The tax man picked up a record £6.8 billion in capital gains tax (CGT) in January 2019 – but many couples could be paying more than they need to.

Richard Needham, personal finance specialist at advice firm NFU Mutual, said: “Capital Gains Tax receipts are on course to hit record levels this year with £6.8 billion already in the Treasury’s coffers and billions more expected in February and March.

“Many people paying CGT could have significantly reduced or eliminated any tax bill by sharing the burden with their husband, wife or civil partner.

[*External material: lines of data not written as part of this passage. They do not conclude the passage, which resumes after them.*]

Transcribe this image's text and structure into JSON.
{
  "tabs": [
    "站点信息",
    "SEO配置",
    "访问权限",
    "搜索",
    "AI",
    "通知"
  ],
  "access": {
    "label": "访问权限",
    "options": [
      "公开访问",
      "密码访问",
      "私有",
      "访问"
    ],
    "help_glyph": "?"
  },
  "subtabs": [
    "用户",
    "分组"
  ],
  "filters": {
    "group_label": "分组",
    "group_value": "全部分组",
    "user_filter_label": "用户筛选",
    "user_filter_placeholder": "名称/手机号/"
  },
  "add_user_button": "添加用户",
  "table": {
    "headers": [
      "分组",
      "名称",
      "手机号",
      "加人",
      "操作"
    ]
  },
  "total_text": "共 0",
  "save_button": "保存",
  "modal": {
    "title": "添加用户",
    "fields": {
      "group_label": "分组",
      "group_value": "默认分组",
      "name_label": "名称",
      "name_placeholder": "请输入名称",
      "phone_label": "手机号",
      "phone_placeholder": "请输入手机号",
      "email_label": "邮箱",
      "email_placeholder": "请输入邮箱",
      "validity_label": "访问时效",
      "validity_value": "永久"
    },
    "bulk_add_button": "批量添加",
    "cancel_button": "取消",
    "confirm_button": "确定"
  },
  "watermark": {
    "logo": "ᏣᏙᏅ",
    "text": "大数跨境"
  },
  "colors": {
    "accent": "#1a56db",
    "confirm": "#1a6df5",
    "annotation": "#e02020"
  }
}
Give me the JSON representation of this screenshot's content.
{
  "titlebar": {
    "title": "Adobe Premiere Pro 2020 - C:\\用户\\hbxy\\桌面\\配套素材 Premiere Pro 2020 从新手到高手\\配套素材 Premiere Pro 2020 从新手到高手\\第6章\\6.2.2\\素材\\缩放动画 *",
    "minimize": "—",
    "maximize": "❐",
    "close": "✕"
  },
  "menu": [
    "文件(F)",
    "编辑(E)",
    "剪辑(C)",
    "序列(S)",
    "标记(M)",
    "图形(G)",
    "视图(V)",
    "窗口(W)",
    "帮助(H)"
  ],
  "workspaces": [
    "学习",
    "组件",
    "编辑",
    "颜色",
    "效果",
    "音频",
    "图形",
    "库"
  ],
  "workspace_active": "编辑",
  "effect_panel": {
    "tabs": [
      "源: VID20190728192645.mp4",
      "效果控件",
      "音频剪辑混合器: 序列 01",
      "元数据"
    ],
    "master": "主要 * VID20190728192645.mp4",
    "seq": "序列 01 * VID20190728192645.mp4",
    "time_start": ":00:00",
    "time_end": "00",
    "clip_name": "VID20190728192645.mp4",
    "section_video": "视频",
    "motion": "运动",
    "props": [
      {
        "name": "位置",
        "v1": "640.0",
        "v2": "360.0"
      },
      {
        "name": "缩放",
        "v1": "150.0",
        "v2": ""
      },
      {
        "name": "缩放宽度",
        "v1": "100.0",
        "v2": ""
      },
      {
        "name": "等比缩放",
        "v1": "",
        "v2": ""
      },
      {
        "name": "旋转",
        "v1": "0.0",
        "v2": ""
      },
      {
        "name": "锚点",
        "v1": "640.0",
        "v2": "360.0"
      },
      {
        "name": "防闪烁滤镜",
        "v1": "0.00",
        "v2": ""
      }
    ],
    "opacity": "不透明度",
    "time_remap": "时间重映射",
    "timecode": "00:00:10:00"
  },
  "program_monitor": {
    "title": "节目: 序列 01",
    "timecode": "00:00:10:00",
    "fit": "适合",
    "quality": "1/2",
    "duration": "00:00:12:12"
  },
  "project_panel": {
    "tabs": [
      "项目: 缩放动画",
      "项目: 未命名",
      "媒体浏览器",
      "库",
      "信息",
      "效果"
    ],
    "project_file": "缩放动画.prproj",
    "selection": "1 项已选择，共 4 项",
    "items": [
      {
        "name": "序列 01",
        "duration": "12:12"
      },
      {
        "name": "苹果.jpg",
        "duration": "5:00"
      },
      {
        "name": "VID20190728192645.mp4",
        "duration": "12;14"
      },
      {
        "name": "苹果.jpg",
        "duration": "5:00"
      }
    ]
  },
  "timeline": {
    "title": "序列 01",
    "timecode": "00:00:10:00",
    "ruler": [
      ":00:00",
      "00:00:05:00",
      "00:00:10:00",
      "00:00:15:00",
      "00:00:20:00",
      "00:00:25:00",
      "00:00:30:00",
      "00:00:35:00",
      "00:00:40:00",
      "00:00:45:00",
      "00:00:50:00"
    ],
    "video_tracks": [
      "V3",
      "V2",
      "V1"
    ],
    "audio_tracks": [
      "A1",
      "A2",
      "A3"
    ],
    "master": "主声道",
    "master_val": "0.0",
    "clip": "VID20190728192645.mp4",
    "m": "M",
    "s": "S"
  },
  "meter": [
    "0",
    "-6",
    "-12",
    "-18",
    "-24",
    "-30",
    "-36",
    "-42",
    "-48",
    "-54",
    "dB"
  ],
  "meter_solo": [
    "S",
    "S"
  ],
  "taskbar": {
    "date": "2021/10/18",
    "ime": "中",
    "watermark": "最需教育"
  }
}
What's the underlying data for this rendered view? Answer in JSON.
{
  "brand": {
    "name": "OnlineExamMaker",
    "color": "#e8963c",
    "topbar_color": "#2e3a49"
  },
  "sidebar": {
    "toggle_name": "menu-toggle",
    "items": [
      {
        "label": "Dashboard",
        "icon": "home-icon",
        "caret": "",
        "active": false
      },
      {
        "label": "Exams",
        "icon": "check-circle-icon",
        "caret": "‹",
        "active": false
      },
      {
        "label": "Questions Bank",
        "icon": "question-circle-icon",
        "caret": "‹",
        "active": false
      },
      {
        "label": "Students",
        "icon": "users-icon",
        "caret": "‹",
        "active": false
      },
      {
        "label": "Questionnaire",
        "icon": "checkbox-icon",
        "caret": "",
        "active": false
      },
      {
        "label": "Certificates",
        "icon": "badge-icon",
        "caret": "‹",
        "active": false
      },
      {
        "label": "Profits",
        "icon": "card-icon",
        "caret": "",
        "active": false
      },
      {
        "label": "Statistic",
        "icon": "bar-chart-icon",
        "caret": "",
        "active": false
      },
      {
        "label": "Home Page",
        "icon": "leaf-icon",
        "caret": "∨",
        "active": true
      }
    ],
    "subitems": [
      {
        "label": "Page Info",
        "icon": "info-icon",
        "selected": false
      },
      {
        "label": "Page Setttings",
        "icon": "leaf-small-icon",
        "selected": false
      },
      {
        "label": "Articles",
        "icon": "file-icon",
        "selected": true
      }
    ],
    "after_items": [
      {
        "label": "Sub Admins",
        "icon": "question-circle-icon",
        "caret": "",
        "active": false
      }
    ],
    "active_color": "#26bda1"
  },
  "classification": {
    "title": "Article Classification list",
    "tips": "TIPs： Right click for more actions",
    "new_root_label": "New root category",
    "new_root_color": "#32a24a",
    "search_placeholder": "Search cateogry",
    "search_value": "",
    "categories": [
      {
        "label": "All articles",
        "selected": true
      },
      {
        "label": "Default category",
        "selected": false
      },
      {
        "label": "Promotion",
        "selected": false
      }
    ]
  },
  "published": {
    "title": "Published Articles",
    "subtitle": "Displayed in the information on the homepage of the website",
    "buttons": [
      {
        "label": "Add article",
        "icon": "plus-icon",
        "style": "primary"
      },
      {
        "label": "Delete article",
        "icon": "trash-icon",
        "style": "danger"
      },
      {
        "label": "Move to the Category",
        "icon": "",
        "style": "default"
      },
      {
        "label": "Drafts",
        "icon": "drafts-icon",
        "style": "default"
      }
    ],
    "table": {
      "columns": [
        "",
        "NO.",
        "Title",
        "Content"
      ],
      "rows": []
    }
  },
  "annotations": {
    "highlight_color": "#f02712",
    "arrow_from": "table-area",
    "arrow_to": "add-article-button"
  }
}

“One big advantage that married couples and civil partners have over everyone else is it’s much easier to swap assets and drastically reduce CGT bills. Giving assets such as shares or property to anyone other than your spouse or civil partner could trigger a tax bill.

“Savvy couples make sure both individual allowances are used up and some if not all the tax bill is paid by the partner paying the lowest rate of income tax.

“Anyone who isn’t married can still potentially reduce a CGT bill by selling over the course of two tax years and making use of two lots of annual exemptions. Financial advice is as important for those selling an asset as it is for people buying.”

Find out how to share assets tax efficiently from HMRC.

You can also find out more information about filling in your tax return here.

Pros and cons of rent control

Rent controls are all about money, according to a new briefing paper for MPs published in the House of Commons library.

The impartial research explains the history of rent controls and compares laws in the UK with other countries in Europe.

The data is aimed at briefing MPs on the arguments for and against the policy.

The key thread is that rent control is closely linked to housing benefits – with benefits providing support to tenants who cannot afford market value rents.

But, argues the paper,  as the gap widens between rents and affordability, more money to pay benefits comes from public coffers and politicians looks at ways to stem the flow – including rent controls.

Private rented housing: the rent control debate is available for free online.